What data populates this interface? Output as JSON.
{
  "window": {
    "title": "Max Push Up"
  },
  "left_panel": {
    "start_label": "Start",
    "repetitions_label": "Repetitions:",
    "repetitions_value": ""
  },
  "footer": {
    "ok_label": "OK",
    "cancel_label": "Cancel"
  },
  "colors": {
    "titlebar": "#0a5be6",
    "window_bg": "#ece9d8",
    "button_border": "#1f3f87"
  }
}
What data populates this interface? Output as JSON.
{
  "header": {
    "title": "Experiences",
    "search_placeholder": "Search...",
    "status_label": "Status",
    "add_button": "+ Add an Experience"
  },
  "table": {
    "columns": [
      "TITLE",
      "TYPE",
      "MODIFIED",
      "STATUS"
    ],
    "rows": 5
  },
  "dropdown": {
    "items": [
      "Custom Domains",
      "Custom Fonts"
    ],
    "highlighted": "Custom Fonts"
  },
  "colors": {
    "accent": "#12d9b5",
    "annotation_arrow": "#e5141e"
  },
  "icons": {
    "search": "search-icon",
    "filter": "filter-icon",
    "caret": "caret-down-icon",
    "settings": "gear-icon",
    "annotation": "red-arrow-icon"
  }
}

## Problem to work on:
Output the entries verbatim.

## Task result:
What data populates this interface? Output as JSON.
{
  "window": {
    "title": "Max Push Up"
  },
  "left_panel": {
    "start_label": "Start",
    "repetitions_label": "Repetitions:",
    "repetitions_value": ""
  },
  "footer": {
    "ok_label": "OK",
    "cancel_label": "Cancel"
  },
  "colors": {
    "titlebar": "#0a5be6",
    "window_bg": "#ece9d8",
    "button_border": "#1f3f87"
  }
}
What data populates this interface? Output as JSON.
{
  "header": {
    "title": "Experiences",
    "search_placeholder": "Search...",
    "status_label": "Status",
    "add_button": "+ Add an Experience"
  },
  "table": {
    "columns": [
      "TITLE",
      "TYPE",
      "MODIFIED",
      "STATUS"
    ],
    "rows": 5
  },
  "dropdown": {
    "items": [
      "Custom Domains",
      "Custom Fonts"
    ],
    "highlighted": "Custom Fonts"
  },
  "colors": {
    "accent": "#12d9b5",
    "annotation_arrow": "#e5141e"
  },
  "icons": {
    "search": "search-icon",
    "filter": "filter-icon",
    "caret": "caret-down-icon",
    "settings": "gear-icon",
    "annotation": "red-arrow-icon"
  }
}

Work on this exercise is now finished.